HOWTO: Easily enable MP3, MPEG4, AAC, and other restricted encoding in FFmpeg (http://ubuntuforums.org/showthread.php?t=1117283)

Here's a more recent example:

ffmpeg -i input.foo -acodec copy -vcodec libx264 -vpre fast -crf 24 -threads 0 output.mkv

The important options to monkey around with are -vpre (the preset) and -crf (the quality level). A lower number is a higher quality and a sane range is something like 18-28. Read more about that at the FFmpeg x264 encoding guide (http://rob.opendot.cl/index.php/useful-stuff/ffmpeg-x264-encoding-guide/).

This command will copy the audio from the input video (named input.foo in my example) and re-encode to H.264 video using the fast preset and then will dump everything into a MKV container file which just happens to be my personal favorite. This example is suitable for FFmpeg that you compiled yourself. If you use FFmpeg from the repository instead then change -vpre fast to -vpre hq (the repo FFmpeg is too old to have the more recent presets, but FFmpeg from Ubuntu Maverick is probably new enough though).

The example may not be suitable for the original poster because I don't know much about the video to be converted, and I'm not really sure what the encoded video is targeted for (watching on computer, portable device, playing with a Flash player on a web site, etc).

menachem
August 9th, 2010, 08:59 AM
Here's a more recent example:

ffmpeg -i input.foo -acodec copy -vcodec libx264 -vpre fast -crf 24 -threads 0 output.mkv

The important options to monkey around with are -vpre (the preset) and -crf (the quality level). A lower number is a higher quality and a sane range is something like 18-28. Read more about that at the FFmpeg x264 encoding guide (http://rob.opendot.cl/index.php/useful-stuff/ffmpeg-x264-encoding-guide/).

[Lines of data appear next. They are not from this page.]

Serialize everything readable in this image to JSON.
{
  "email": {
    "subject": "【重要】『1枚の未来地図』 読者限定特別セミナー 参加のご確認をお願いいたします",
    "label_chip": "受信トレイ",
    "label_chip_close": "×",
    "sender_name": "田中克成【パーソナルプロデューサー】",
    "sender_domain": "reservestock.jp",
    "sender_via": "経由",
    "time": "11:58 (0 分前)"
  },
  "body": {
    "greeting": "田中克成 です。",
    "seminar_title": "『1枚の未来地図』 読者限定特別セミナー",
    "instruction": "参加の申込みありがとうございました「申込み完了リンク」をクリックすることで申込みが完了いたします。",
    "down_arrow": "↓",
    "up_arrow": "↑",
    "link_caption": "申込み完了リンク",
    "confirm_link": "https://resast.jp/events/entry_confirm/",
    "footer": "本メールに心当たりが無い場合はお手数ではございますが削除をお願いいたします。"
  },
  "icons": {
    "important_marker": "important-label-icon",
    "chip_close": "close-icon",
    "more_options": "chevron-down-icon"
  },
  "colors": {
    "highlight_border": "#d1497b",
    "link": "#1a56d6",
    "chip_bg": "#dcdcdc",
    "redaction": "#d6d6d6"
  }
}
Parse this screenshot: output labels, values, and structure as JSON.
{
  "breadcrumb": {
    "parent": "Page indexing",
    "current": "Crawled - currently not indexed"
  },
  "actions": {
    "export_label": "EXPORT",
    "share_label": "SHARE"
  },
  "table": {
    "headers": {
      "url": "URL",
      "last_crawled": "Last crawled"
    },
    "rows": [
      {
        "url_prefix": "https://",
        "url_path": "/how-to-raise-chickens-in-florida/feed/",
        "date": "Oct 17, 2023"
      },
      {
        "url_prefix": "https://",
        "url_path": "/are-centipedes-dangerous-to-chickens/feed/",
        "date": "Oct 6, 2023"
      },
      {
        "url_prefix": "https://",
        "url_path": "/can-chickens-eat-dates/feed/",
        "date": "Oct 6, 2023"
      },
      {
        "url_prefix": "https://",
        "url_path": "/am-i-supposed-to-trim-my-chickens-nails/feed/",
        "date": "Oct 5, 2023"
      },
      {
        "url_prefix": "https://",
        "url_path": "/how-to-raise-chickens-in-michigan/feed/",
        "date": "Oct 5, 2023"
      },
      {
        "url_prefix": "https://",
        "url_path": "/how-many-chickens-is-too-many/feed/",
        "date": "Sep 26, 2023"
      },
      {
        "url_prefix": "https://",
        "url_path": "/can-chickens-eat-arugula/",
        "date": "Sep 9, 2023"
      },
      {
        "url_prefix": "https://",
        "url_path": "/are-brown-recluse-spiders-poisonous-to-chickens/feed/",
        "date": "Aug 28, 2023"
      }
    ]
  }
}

This command will copy the audio from the input video (named input.foo in my example) and re-encode to H.264 video using the fast preset and then will dump everything into a MKV container file which just happens to be my personal favorite. This example is suitable for FFmpeg that you compiled yourself. If you use FFmpeg from the repository instead then change -vpre fast to -vpre hq (the repo FFmpeg is too old to have the more recent presets, but FFmpeg from Ubuntu Maverick is probably new enough though).

The example may not be suitable for the original poster because I don't know much about the video to be converted, and I'm not really sure what the encoded video is targeted for (watching on computer, portable device, playing with a Flash player on a web site, etc).

I will be watching it on a computer. However, I have to convert it on one computer and then rsync it to another computer which has a small amount of storage available. Because of the file has to be synced over the internet, as well as the fact that I have limited storage on the destination computer, my goal is to have a smaller file that still has decent quality.